Bottom Line

There is little doubt that the ongoing increase in CO2, a well-mixed greenhouse gas, will raise global average temperatures some small amount. A feedback of increased water vapor may multiply that effect but it may not since water vapor is never well-mixed. The large amount of variation in weather indicates to me that weather is a controlling factor on global average temperature, not an additive factor.

Recent (last decade) global warming may be 0.1C per decade or less (looking at the satellite record above) or 0.2C per decade (looking at surface stations which may have urban contamination). This is controversial because 1C per century is considered by many to be benign warming and may also indicate low water vapor feedback.
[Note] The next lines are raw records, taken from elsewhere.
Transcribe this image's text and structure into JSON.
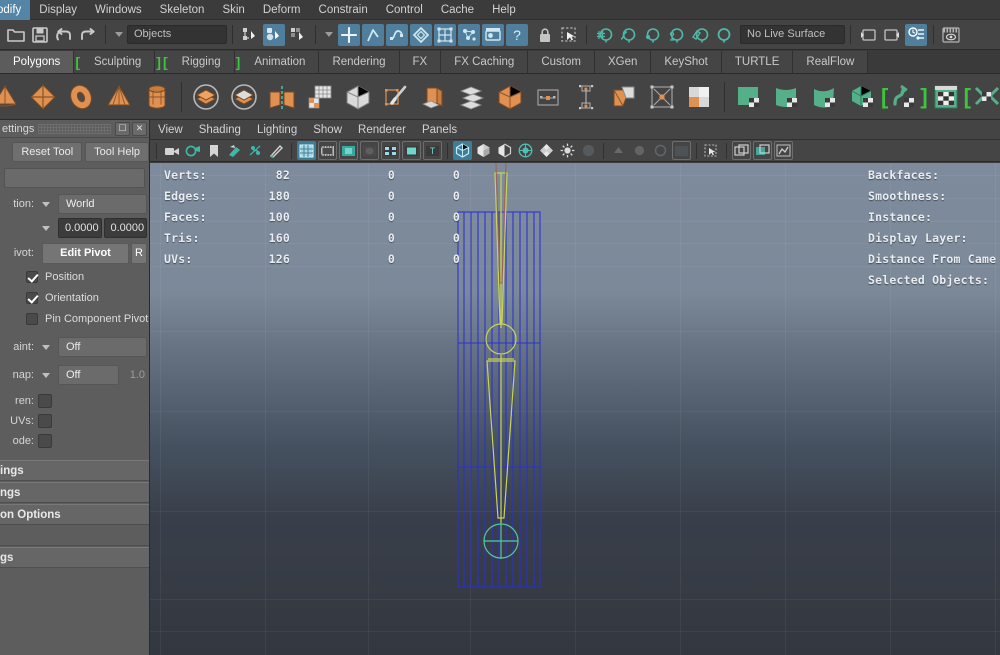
{
  "app": {
    "name": "Autodesk Maya",
    "theme_bg": "#444444",
    "accent": "#4f7f9c",
    "shelf_green": "#3ec43e"
  },
  "menubar": {
    "items": [
      {
        "label": "odify",
        "name": "menu-modify",
        "clipped": true
      },
      {
        "label": "Display",
        "name": "menu-display"
      },
      {
        "label": "Windows",
        "name": "menu-windows"
      },
      {
        "label": "Skeleton",
        "name": "menu-skeleton"
      },
      {
        "label": "Skin",
        "name": "menu-skin"
      },
      {
        "label": "Deform",
        "name": "menu-deform"
      },
      {
        "label": "Constrain",
        "name": "menu-constrain"
      },
      {
        "label": "Control",
        "name": "menu-control"
      },
      {
        "label": "Cache",
        "name": "menu-cache"
      },
      {
        "label": "Help",
        "name": "menu-help"
      }
    ]
  },
  "toolbar": {
    "selection_mask_value": "Objects",
    "live_surface_value": "No Live Surface",
    "icons": [
      {
        "name": "open-scene-icon",
        "glyph": "folder"
      },
      {
        "name": "save-scene-icon",
        "glyph": "floppy"
      },
      {
        "name": "undo-icon",
        "glyph": "undo"
      },
      {
        "name": "redo-icon",
        "glyph": "redo"
      },
      {
        "name": "selection-mask-dropdown",
        "glyph": "caret"
      },
      {
        "name": "select-by-hierarchy-icon",
        "glyph": "hierarchy"
      },
      {
        "name": "select-by-object-type-icon",
        "glyph": "object",
        "active": true
      },
      {
        "name": "select-by-component-type-icon",
        "glyph": "component"
      },
      {
        "name": "mask-handles-icon",
        "glyph": "plus",
        "active": true
      },
      {
        "name": "mask-joints-icon",
        "glyph": "joint",
        "active": true
      },
      {
        "name": "mask-curves-icon",
        "glyph": "curve",
        "active": true
      },
      {
        "name": "mask-surfaces-icon",
        "glyph": "surface",
        "active": true
      },
      {
        "name": "mask-deformers-icon",
        "glyph": "lattice",
        "active": true
      },
      {
        "name": "mask-dynamics-icon",
        "glyph": "particles",
        "active": true
      },
      {
        "name": "mask-rendering-icon",
        "glyph": "render",
        "active": true
      },
      {
        "name": "mask-misc-icon",
        "glyph": "question",
        "active": true
      },
      {
        "name": "lock-selection-icon",
        "glyph": "lock"
      },
      {
        "name": "highlight-selection-icon",
        "glyph": "marquee"
      },
      {
        "name": "snap-to-grid-icon",
        "glyph": "snapgrid"
      },
      {
        "name": "snap-to-curve-icon",
        "glyph": "snapcurve"
      },
      {
        "name": "snap-to-point-icon",
        "glyph": "snappoint"
      },
      {
        "name": "snap-to-projected-center-icon",
        "glyph": "snapproj"
      },
      {
        "name": "snap-to-view-plane-icon",
        "glyph": "snapplane"
      },
      {
        "name": "make-live-icon",
        "glyph": "snaplive"
      },
      {
        "name": "show-hide-editor-left-icon",
        "glyph": "panelleft"
      },
      {
        "name": "show-hide-editor-right-icon",
        "glyph": "panelright"
      },
      {
        "name": "attribute-editor-toggle-icon",
        "glyph": "attreditor",
        "active": true
      },
      {
        "name": "render-view-icon",
        "glyph": "rendereye"
      }
    ]
  },
  "shelf": {
    "tabs": [
      {
        "label": "Polygons",
        "name": "shelf-tab-polygons",
        "selected": true
      },
      {
        "label": "Sculpting",
        "name": "shelf-tab-sculpting",
        "bracket_before": true,
        "bracket_after": true
      },
      {
        "label": "Rigging",
        "name": "shelf-tab-rigging",
        "bracket_before": true,
        "bracket_after": true
      },
      {
        "label": "Animation",
        "name": "shelf-tab-animation"
      },
      {
        "label": "Rendering",
        "name": "shelf-tab-rendering"
      },
      {
        "label": "FX",
        "name": "shelf-tab-fx"
      },
      {
        "label": "FX Caching",
        "name": "shelf-tab-fx-caching"
      },
      {
        "label": "Custom",
        "name": "shelf-tab-custom"
      },
      {
        "label": "XGen",
        "name": "shelf-tab-xgen"
      },
      {
        "label": "KeyShot",
        "name": "shelf-tab-keyshot"
      },
      {
        "label": "TURTLE",
        "name": "shelf-tab-turtle"
      },
      {
        "label": "RealFlow",
        "name": "shelf-tab-realflow"
      }
    ],
    "buttons": [
      {
        "name": "poly-cone-clipped-icon",
        "glyph": "cone",
        "color": "#e09050"
      },
      {
        "name": "poly-sphere-icon",
        "glyph": "sphere",
        "color": "#e09050"
      },
      {
        "name": "poly-torus-icon",
        "glyph": "torus",
        "color": "#e09050"
      },
      {
        "name": "poly-pyramid-icon",
        "glyph": "pyramid",
        "color": "#e09050"
      },
      {
        "name": "poly-cylinder-icon",
        "glyph": "cylinder",
        "color": "#e09050"
      },
      {
        "name": "poly-booleans-union-icon",
        "glyph": "boolunion",
        "color": "#e09050"
      },
      {
        "name": "poly-booleans-difference-icon",
        "glyph": "booldiff",
        "color": "#e09050"
      },
      {
        "name": "poly-mirror-icon",
        "glyph": "mirror",
        "color": "#e09050"
      },
      {
        "name": "poly-multi-cut-grid-icon",
        "glyph": "cutgrid",
        "color": "#e09050"
      },
      {
        "name": "poly-smooth-icon",
        "glyph": "smoothcube",
        "color": "#e09050"
      },
      {
        "name": "poly-quad-draw-icon",
        "glyph": "quaddraw",
        "color": "#e09050"
      },
      {
        "name": "poly-multi-cut-icon",
        "glyph": "multicut",
        "color": "#e09050"
      },
      {
        "name": "poly-extrude-icon",
        "glyph": "extrude",
        "color": "#e09050"
      },
      {
        "name": "poly-bevel-icon",
        "glyph": "bevel",
        "color": "#e09050"
      },
      {
        "name": "poly-combine-icon",
        "glyph": "combine",
        "color": "#e09050"
      },
      {
        "name": "poly-merge-icon",
        "glyph": "merge",
        "color": "#e09050"
      },
      {
        "name": "poly-bridge-icon",
        "glyph": "bridge",
        "color": "#e09050"
      },
      {
        "name": "poly-append-icon",
        "glyph": "append",
        "color": "#e09050"
      },
      {
        "name": "poly-wedge-icon",
        "glyph": "wedge",
        "color": "#e09050"
      },
      {
        "name": "uv-editor-icon",
        "glyph": "uvchecker",
        "color": "#e09050"
      },
      {
        "name": "uv-planar-map-icon",
        "glyph": "uvplanar",
        "color": "#55b08a"
      },
      {
        "name": "uv-cylindrical-map-icon",
        "glyph": "uvcyl",
        "color": "#55b08a"
      },
      {
        "name": "uv-spherical-map-icon",
        "glyph": "uvsph",
        "color": "#55b08a"
      },
      {
        "name": "uv-automatic-map-icon",
        "glyph": "uvauto",
        "color": "#55b08a"
      },
      {
        "name": "uv-unfold-icon",
        "glyph": "uvunfold",
        "color": "#55b08a",
        "bracket_before": true,
        "bracket_after": true
      },
      {
        "name": "uv-editor-window-icon",
        "glyph": "uvwin",
        "color": "#55b08a"
      },
      {
        "name": "uv-layout-icon",
        "glyph": "uvlayout",
        "color": "#55b08a",
        "bracket_before": true,
        "bracket_after": true
      }
    ]
  },
  "tool_settings": {
    "title": "ettings",
    "reset_label": "Reset Tool",
    "help_label": "Tool Help",
    "search_value": "",
    "rows": [
      {
        "name": "axis-orientation-row",
        "label": "tion:",
        "value": "World"
      },
      {
        "name": "axis-offset-row",
        "label": "",
        "value_x": "0.0000",
        "value_y": "0.0000"
      }
    ],
    "pivot": {
      "label": "ivot:",
      "edit_label": "Edit Pivot",
      "reset_label": "R"
    },
    "checkboxes": [
      {
        "name": "pivot-position-checkbox",
        "label": "Position",
        "checked": true
      },
      {
        "name": "pivot-orientation-checkbox",
        "label": "Orientation",
        "checked": true
      },
      {
        "name": "pin-component-pivot-checkbox",
        "label": "Pin Component Pivot",
        "checked": false
      }
    ],
    "paint": {
      "label": "aint:",
      "value": "Off"
    },
    "snap": {
      "label": "nap:",
      "value": "Off",
      "amount": "1.0"
    },
    "toggles": [
      {
        "name": "children-toggle-row",
        "label": "ren:"
      },
      {
        "name": "uvs-toggle-row",
        "label": "UVs:"
      },
      {
        "name": "mode-toggle-row",
        "label": "ode:"
      }
    ],
    "sections": [
      {
        "name": "section-soft-selection",
        "label": "ings"
      },
      {
        "name": "section-symmetry-settings",
        "label": "ngs"
      },
      {
        "name": "section-reflection-options",
        "label": "on Options"
      },
      {
        "name": "section-blank",
        "label": ""
      },
      {
        "name": "section-tool-settings",
        "label": "gs"
      }
    ]
  },
  "viewport": {
    "menus": [
      {
        "label": "View",
        "name": "viewport-menu-view"
      },
      {
        "label": "Shading",
        "name": "viewport-menu-shading"
      },
      {
        "label": "Lighting",
        "name": "viewport-menu-lighting"
      },
      {
        "label": "Show",
        "name": "viewport-menu-show"
      },
      {
        "label": "Renderer",
        "name": "viewport-menu-renderer"
      },
      {
        "label": "Panels",
        "name": "viewport-menu-panels"
      }
    ],
    "tool_icons": [
      {
        "name": "select-camera-icon",
        "glyph": "camera"
      },
      {
        "name": "camera-attributes-icon",
        "glyph": "camattr"
      },
      {
        "name": "bookmark-icon",
        "glyph": "bookmark"
      },
      {
        "name": "image-plane-icon",
        "glyph": "imageplane"
      },
      {
        "name": "two-d-pan-zoom-icon",
        "glyph": "panzoom"
      },
      {
        "name": "grease-pencil-icon",
        "glyph": "pencil"
      },
      {
        "name": "grid-toggle-icon",
        "glyph": "grid",
        "active": true
      },
      {
        "name": "film-gate-icon",
        "glyph": "filmgate"
      },
      {
        "name": "resolution-gate-icon",
        "glyph": "resgate"
      },
      {
        "name": "gate-mask-icon",
        "glyph": "gatemask"
      },
      {
        "name": "field-chart-icon",
        "glyph": "fieldchart"
      },
      {
        "name": "safe-action-icon",
        "glyph": "safeaction"
      },
      {
        "name": "safe-title-icon",
        "glyph": "safetitle"
      },
      {
        "name": "wireframe-shading-icon",
        "glyph": "wire",
        "active": true
      },
      {
        "name": "smooth-shade-all-icon",
        "glyph": "shadeall"
      },
      {
        "name": "smooth-shade-selected-icon",
        "glyph": "shadesel"
      },
      {
        "name": "flat-shade-icon",
        "glyph": "flatshade"
      },
      {
        "name": "shaded-wireframe-icon",
        "glyph": "shadewire"
      },
      {
        "name": "use-default-material-icon",
        "glyph": "defmat"
      },
      {
        "name": "textured-icon",
        "glyph": "textured",
        "dim": true
      },
      {
        "name": "lighting-icon",
        "glyph": "lighting",
        "dim": true
      },
      {
        "name": "shadows-icon",
        "glyph": "shadows",
        "dim": true
      },
      {
        "name": "screen-space-ao-icon",
        "glyph": "ssao",
        "dim": true
      },
      {
        "name": "motion-blur-icon",
        "glyph": "motionblur"
      },
      {
        "name": "isolate-select-icon",
        "glyph": "isolate"
      },
      {
        "name": "xray-icon",
        "glyph": "xray"
      },
      {
        "name": "xray-joints-icon",
        "glyph": "xrayjoints"
      },
      {
        "name": "exposure-icon",
        "glyph": "exposure"
      }
    ],
    "hud_left": {
      "columns": [
        "label",
        "count",
        "a",
        "b"
      ],
      "rows": [
        {
          "label": "Verts:",
          "count": "82",
          "a": "0",
          "b": "0"
        },
        {
          "label": "Edges:",
          "count": "180",
          "a": "0",
          "b": "0"
        },
        {
          "label": "Faces:",
          "count": "100",
          "a": "0",
          "b": "0"
        },
        {
          "label": "Tris:",
          "count": "160",
          "a": "0",
          "b": "0"
        },
        {
          "label": "UVs:",
          "count": "126",
          "a": "0",
          "b": "0"
        }
      ]
    },
    "hud_right": [
      {
        "name": "hud-backfaces",
        "label": "Backfaces:"
      },
      {
        "name": "hud-smoothness",
        "label": "Smoothness:"
      },
      {
        "name": "hud-instance",
        "label": "Instance:"
      },
      {
        "name": "hud-display-layer",
        "label": "Display Layer:"
      },
      {
        "name": "hud-distance-from-camera",
        "label": "Distance From Came"
      },
      {
        "name": "hud-selected-objects",
        "label": "Selected Objects:"
      }
    ],
    "scene": {
      "selected_mesh_color": "#2a30d8",
      "skeleton_color": "#c9d455",
      "mesh_name": "selected-cylinder-wireframe",
      "skeleton_name": "joint-chain"
    }
  }
}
The global average temperature can rise or fall 0.1 or 0.2C in a matter of weeks due to weather, so we must ask why the same amount of rise over a decade matters. The answer is that it probably does not because natural variations dominate. Quite a few climate modelers would disagree, they point out that it will not only be warmer from CO2 but also believe that there will be an increase in average water vapor from the temperature increase from CO2 itself (i.e. water vapor feedback). The main problem with that theory is that their models use parameters determined a priori to describe the weather. Thus they can't show how weather will change in a world warmed by CO2 because they can't model weather.

As one example, will the tropics expand under global warming? Will there be increased convection in those tropics (a negative feedback)? How mixed will water vapor be in the expanded tropics? Global climate models cannot answer these questions, but the real world has some answers. The tropics expand and they contract. They exhibit increased and decreased convection. Some of the changes are directly related to the temperature, as both negative and positive feedbacks to temperature. Other changes come from external factors like solar irradiation and possibly solar geomagnetic fluctuations. Still other changes are due to terrestrial factors like ocean current fluctuations such as ENSO (El Nino versus neutral / La Nina).

The bottom line is that external factors and ocean "cycles" try to force global climate into new states, but weather tends to keep climate in its existing state. Thus I do not believe that "water vapor feedback" is a primary outcome of CO2 warming. A better explanation is that there will be water vapor modulation (weather) by various internal and external factors including CO2 warming but that long term warming will be limited just as short term warming is always limited during short term fluctuations.